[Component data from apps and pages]
+--
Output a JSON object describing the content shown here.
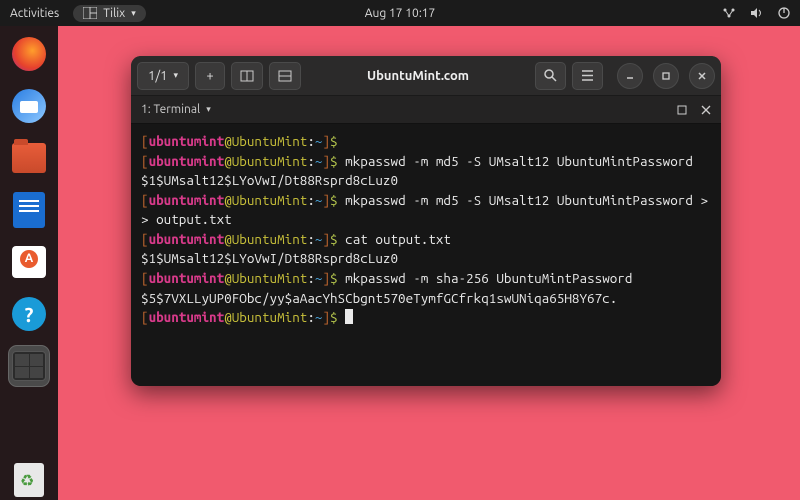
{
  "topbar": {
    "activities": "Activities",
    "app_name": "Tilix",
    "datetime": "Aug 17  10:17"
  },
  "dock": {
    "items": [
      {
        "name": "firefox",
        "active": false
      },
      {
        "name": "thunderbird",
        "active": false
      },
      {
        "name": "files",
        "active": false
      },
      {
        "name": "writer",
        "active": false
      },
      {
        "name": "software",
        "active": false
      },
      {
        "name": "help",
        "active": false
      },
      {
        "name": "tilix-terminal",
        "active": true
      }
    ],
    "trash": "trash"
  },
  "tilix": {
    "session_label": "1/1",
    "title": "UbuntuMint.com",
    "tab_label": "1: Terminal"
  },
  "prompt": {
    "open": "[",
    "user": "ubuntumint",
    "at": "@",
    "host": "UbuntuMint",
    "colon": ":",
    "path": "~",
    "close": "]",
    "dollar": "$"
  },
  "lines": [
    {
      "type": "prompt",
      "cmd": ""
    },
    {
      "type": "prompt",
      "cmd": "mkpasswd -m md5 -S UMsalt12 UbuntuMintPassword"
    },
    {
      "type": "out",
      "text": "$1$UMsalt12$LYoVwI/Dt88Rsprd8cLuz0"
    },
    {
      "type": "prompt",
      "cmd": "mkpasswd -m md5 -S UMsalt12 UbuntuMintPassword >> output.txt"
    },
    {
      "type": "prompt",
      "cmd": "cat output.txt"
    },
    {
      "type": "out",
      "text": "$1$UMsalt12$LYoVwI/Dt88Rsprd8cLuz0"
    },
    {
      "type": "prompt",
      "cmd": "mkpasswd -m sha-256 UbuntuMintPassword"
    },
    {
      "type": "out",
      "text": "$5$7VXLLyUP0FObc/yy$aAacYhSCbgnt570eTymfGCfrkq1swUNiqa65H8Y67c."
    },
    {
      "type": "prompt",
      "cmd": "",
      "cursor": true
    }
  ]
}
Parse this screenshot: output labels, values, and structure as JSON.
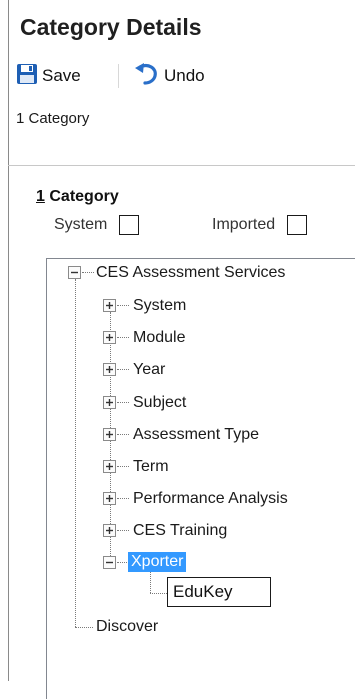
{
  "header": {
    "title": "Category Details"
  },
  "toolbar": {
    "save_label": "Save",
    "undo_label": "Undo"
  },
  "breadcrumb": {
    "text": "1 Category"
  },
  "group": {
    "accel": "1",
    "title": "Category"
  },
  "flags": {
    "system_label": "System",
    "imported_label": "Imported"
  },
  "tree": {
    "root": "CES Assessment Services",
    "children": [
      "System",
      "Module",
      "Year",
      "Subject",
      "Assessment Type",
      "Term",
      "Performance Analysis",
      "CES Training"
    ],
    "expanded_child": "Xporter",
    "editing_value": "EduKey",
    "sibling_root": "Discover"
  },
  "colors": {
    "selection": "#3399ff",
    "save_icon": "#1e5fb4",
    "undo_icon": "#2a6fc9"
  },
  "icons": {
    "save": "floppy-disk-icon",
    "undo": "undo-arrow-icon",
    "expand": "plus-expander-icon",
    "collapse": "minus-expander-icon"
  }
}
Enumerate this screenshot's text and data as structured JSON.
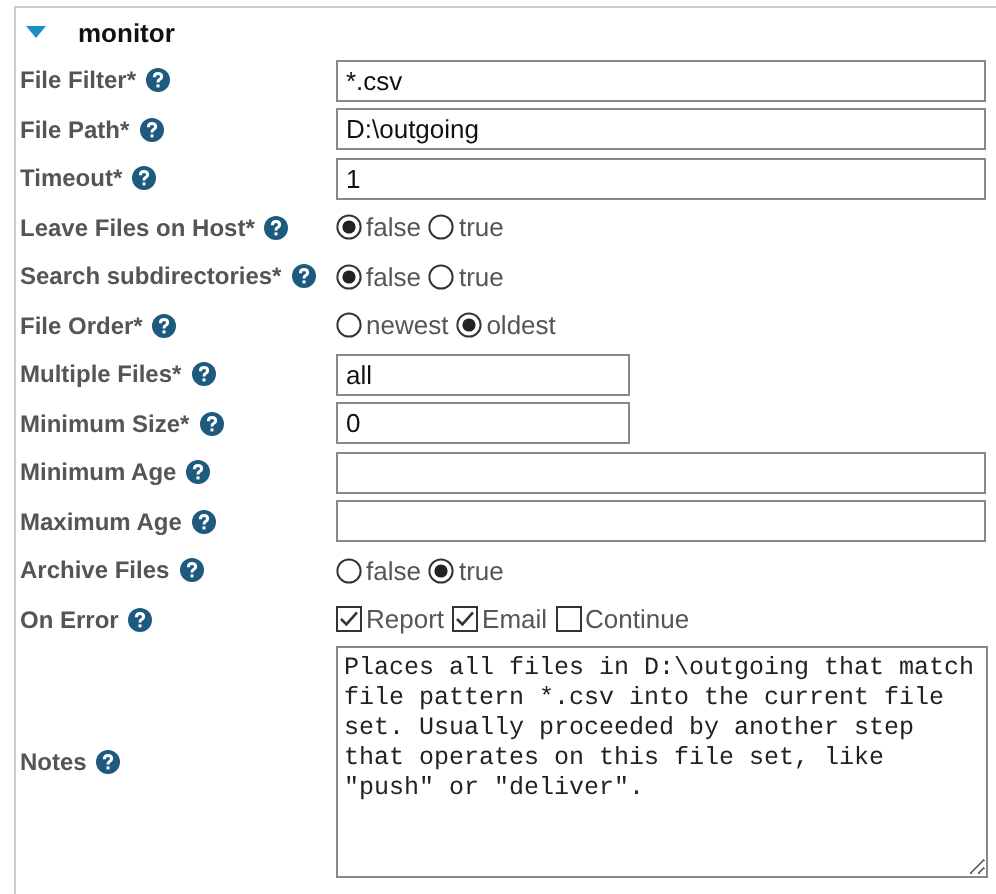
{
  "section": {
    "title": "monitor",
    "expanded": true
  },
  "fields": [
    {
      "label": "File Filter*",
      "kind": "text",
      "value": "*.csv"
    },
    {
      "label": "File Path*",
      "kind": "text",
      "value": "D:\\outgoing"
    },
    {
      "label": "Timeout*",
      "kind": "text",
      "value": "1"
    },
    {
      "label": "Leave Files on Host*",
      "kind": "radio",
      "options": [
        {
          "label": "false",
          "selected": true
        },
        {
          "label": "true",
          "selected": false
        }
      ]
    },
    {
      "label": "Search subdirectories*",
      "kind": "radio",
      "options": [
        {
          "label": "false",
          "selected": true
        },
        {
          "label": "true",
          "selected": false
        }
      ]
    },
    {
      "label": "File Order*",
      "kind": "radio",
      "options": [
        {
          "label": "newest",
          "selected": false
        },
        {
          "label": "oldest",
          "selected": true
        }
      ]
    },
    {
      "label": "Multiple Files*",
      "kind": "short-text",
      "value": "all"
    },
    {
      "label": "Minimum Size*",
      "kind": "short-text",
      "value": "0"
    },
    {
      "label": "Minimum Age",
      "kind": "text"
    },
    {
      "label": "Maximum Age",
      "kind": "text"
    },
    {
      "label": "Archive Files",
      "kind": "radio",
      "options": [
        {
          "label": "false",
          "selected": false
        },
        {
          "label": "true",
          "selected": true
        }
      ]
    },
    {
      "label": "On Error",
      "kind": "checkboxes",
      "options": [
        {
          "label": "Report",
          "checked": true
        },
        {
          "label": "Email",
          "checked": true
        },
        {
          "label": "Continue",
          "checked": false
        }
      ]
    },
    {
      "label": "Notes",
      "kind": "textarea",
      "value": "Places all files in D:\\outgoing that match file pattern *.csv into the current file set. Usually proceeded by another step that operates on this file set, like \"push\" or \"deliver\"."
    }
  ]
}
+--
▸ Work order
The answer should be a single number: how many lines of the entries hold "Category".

▸ Response area
3